Only the pictures are to be dropped; the rest of the data below is to be duplicated exactly.

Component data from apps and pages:
::::::::
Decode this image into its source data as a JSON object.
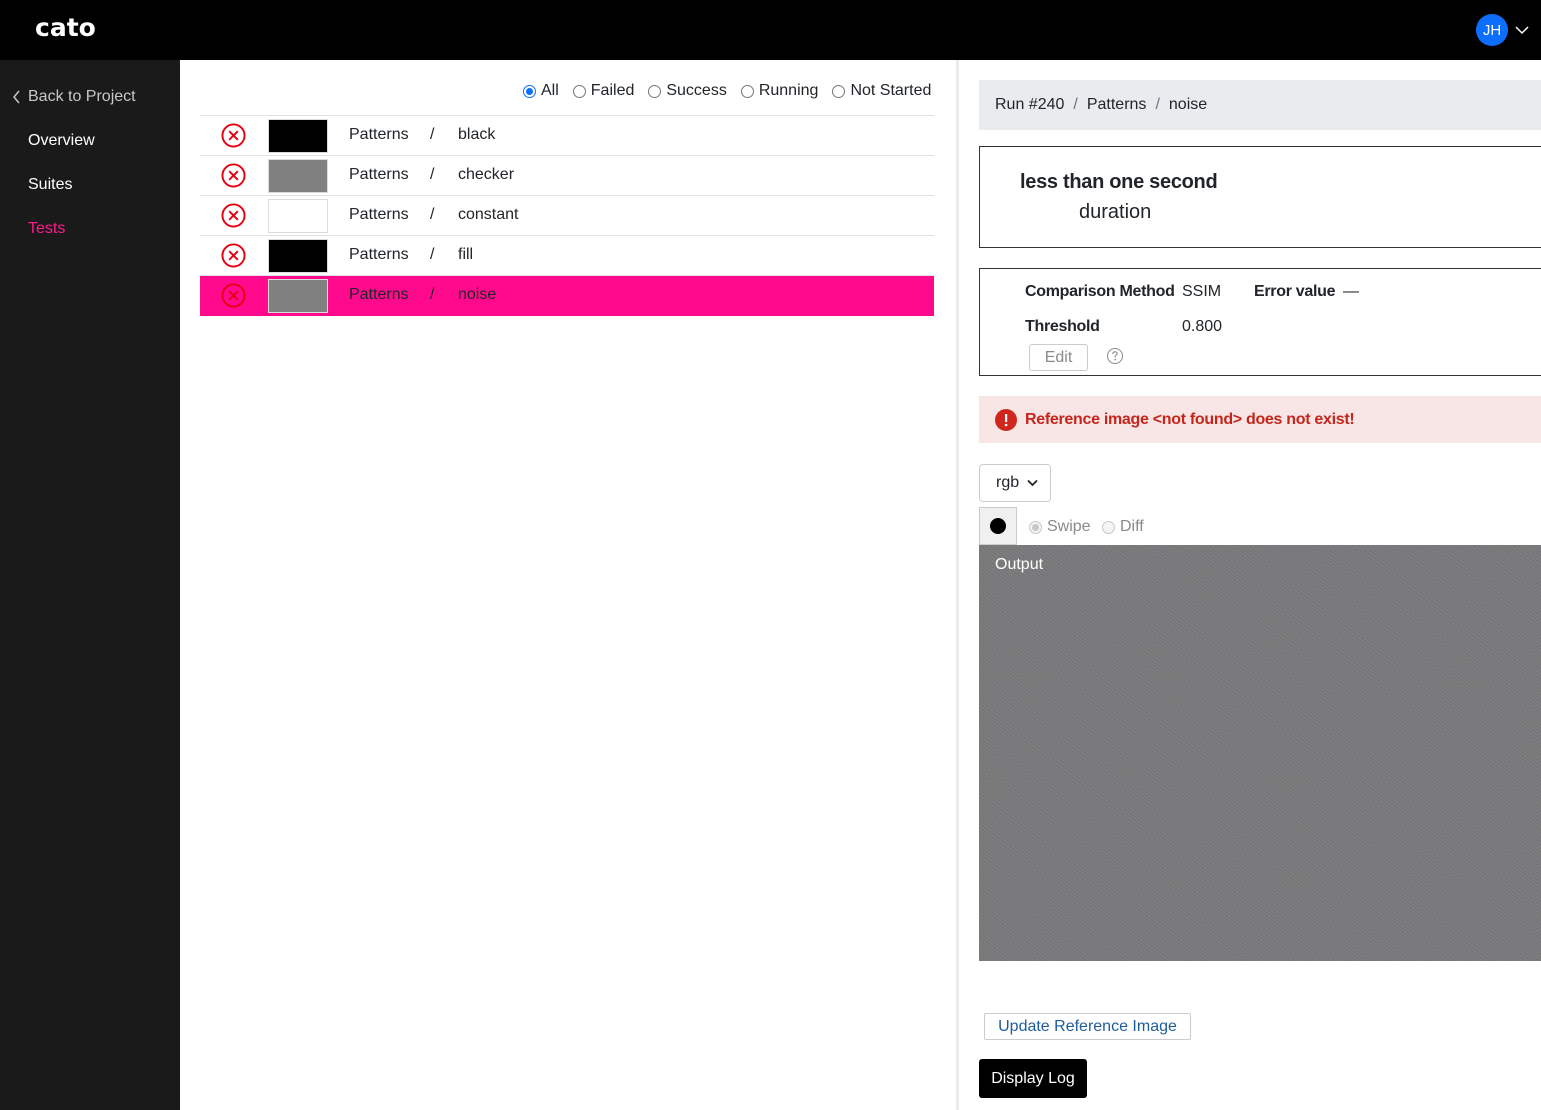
{
  "app": {
    "logo": "cato",
    "user_initials": "JH"
  },
  "sidebar": {
    "back_label": "Back to Project",
    "items": [
      {
        "label": "Overview",
        "active": false
      },
      {
        "label": "Suites",
        "active": false
      },
      {
        "label": "Tests",
        "active": true
      }
    ]
  },
  "filters": {
    "options": [
      "All",
      "Failed",
      "Success",
      "Running",
      "Not Started"
    ],
    "selected": "All"
  },
  "tests": [
    {
      "suite": "Patterns",
      "separator": "/",
      "name": "black",
      "status": "failed",
      "thumb_color": "#000000",
      "selected": false
    },
    {
      "suite": "Patterns",
      "separator": "/",
      "name": "checker",
      "status": "failed",
      "thumb_color": "#808080",
      "selected": false
    },
    {
      "suite": "Patterns",
      "separator": "/",
      "name": "constant",
      "status": "failed",
      "thumb_color": "#ffffff",
      "selected": false
    },
    {
      "suite": "Patterns",
      "separator": "/",
      "name": "fill",
      "status": "failed",
      "thumb_color": "#000000",
      "selected": false
    },
    {
      "suite": "Patterns",
      "separator": "/",
      "name": "noise",
      "status": "failed",
      "thumb_color": "#808080",
      "selected": true
    }
  ],
  "detail": {
    "breadcrumb": [
      "Run #240",
      "Patterns",
      "noise"
    ],
    "breadcrumb_separator": "/",
    "duration_value": "less than one second",
    "duration_label": "duration",
    "comparison_method_label": "Comparison Method",
    "comparison_method_value": "SSIM",
    "error_value_label": "Error value",
    "error_value": "—",
    "threshold_label": "Threshold",
    "threshold_value": "0.800",
    "edit_label": "Edit",
    "alert_text": "Reference image <not found> does not exist!",
    "channel_selected": "rgb",
    "view_modes": [
      "Swipe",
      "Diff"
    ],
    "view_mode_selected": "Swipe",
    "output_label": "Output",
    "update_reference_label": "Update Reference Image",
    "display_log_label": "Display Log"
  },
  "colors": {
    "accent": "#ff0a8d",
    "sidebar_active": "#ff1a8c",
    "failed_icon": "#e60012",
    "alert_text": "#c5261c",
    "alert_bg": "#f8e5e6"
  }
}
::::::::
> SOLUTION FOR THIS EXERCISE:
Decode this image into its source data as a JSON object.
{
  "app": {
    "logo": "cato",
    "user_initials": "JH"
  },
  "sidebar": {
    "back_label": "Back to Project",
    "items": [
      {
        "label": "Overview",
        "active": false
      },
      {
        "label": "Suites",
        "active": false
      },
      {
        "label": "Tests",
        "active": true
      }
    ]
  },
  "filters": {
    "options": [
      "All",
      "Failed",
      "Success",
      "Running",
      "Not Started"
    ],
    "selected": "All"
  },
  "tests": [
    {
      "suite": "Patterns",
      "separator": "/",
      "name": "black",
      "status": "failed",
      "thumb_color": "#000000",
      "selected": false
    },
    {
      "suite": "Patterns",
      "separator": "/",
      "name": "checker",
      "status": "failed",
      "thumb_color": "#808080",
      "selected": false
    },
    {
      "suite": "Patterns",
      "separator": "/",
      "name": "constant",
      "status": "failed",
      "thumb_color": "#ffffff",
      "selected": false
    },
    {
      "suite": "Patterns",
      "separator": "/",
      "name": "fill",
      "status": "failed",
      "thumb_color": "#000000",
      "selected": false
    },
    {
      "suite": "Patterns",
      "separator": "/",
      "name": "noise",
      "status": "failed",
      "thumb_color": "#808080",
      "selected": true
    }
  ],
  "detail": {
    "breadcrumb": [
      "Run #240",
      "Patterns",
      "noise"
    ],
    "breadcrumb_separator": "/",
    "duration_value": "less than one second",
    "duration_label": "duration",
    "comparison_method_label": "Comparison Method",
    "comparison_method_value": "SSIM",
    "error_value_label": "Error value",
    "error_value": "—",
    "threshold_label": "Threshold",
    "threshold_value": "0.800",
    "edit_label": "Edit",
    "alert_text": "Reference image <not found> does not exist!",
    "channel_selected": "rgb",
    "view_modes": [
      "Swipe",
      "Diff"
    ],
    "view_mode_selected": "Swipe",
    "output_label": "Output",
    "update_reference_label": "Update Reference Image",
    "display_log_label": "Display Log"
  },
  "colors": {
    "accent": "#ff0a8d",
    "sidebar_active": "#ff1a8c",
    "failed_icon": "#e60012",
    "alert_text": "#c5261c",
    "alert_bg": "#f8e5e6"
  }
}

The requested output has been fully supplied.